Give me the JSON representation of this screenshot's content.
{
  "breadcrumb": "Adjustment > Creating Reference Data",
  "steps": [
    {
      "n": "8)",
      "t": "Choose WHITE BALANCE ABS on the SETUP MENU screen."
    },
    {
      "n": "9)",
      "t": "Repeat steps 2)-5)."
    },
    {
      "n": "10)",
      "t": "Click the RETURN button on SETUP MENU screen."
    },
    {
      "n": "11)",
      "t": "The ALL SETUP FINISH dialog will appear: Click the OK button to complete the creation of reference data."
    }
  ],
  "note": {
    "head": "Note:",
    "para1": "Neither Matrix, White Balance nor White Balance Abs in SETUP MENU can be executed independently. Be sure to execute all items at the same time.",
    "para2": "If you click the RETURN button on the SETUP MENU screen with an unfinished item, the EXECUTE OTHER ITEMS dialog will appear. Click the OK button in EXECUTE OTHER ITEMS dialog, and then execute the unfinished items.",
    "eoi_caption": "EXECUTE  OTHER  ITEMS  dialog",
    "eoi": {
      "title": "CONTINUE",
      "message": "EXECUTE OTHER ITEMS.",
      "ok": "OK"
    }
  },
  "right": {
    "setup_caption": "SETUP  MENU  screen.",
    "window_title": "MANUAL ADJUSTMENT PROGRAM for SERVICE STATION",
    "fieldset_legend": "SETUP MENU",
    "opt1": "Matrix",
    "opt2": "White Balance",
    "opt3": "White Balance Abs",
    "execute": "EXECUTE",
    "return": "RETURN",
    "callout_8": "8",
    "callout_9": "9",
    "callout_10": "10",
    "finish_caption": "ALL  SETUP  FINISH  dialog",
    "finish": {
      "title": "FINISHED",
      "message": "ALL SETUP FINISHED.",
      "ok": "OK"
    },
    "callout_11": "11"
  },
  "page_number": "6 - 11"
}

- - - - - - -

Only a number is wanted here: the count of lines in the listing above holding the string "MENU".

6